## Records to use
|---|

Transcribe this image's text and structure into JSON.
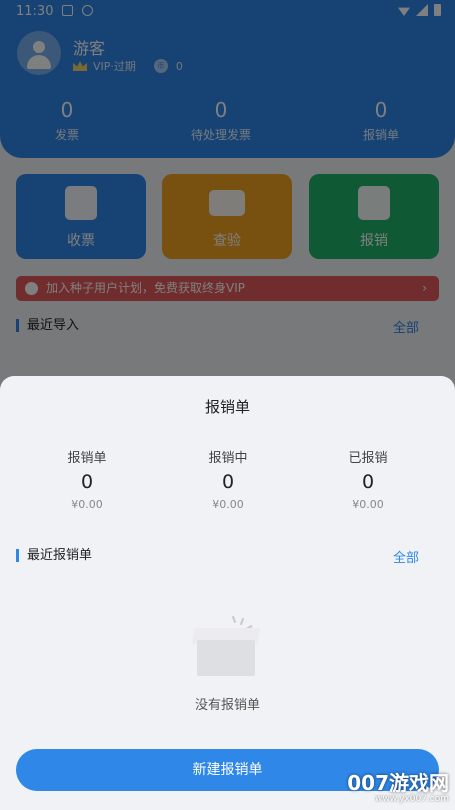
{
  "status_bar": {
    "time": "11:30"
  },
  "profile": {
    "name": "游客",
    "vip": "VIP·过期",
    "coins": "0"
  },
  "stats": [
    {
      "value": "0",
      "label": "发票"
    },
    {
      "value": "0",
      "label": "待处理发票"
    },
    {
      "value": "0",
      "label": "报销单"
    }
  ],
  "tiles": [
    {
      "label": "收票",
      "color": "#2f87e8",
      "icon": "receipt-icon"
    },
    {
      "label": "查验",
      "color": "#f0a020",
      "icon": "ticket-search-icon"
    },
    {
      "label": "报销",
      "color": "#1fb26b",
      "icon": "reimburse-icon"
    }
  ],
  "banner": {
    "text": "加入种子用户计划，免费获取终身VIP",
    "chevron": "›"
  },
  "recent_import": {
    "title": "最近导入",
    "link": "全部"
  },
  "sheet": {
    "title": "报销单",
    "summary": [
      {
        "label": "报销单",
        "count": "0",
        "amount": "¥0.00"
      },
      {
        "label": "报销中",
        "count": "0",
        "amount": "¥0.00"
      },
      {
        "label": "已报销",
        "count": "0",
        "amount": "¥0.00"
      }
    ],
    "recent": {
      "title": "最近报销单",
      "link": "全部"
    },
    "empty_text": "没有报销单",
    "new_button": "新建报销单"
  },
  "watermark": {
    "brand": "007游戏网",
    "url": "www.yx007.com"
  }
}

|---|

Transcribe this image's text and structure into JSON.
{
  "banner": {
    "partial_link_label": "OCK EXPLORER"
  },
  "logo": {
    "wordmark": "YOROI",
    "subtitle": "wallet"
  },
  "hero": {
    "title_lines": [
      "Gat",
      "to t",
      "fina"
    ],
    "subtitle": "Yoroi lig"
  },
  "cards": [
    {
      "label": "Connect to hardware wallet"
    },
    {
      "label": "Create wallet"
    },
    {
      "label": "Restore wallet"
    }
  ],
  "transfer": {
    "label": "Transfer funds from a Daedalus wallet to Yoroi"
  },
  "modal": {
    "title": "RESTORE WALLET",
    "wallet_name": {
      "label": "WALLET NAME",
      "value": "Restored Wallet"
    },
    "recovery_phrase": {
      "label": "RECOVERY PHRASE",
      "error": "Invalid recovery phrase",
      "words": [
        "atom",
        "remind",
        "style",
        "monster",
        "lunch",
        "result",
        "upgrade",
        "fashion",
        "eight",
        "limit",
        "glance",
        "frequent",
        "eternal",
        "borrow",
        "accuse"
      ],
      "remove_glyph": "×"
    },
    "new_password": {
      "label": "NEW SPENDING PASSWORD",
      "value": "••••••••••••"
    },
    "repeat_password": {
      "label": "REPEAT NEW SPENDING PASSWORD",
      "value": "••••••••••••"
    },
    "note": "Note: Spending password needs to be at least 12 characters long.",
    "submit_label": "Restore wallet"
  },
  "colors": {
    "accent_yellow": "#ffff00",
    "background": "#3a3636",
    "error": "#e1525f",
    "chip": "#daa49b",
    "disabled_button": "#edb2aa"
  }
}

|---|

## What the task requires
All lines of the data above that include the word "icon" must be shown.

## Result below
      "icon": "receipt-icon"
      "icon": "ticket-search-icon"
      "icon": "reimburse-icon"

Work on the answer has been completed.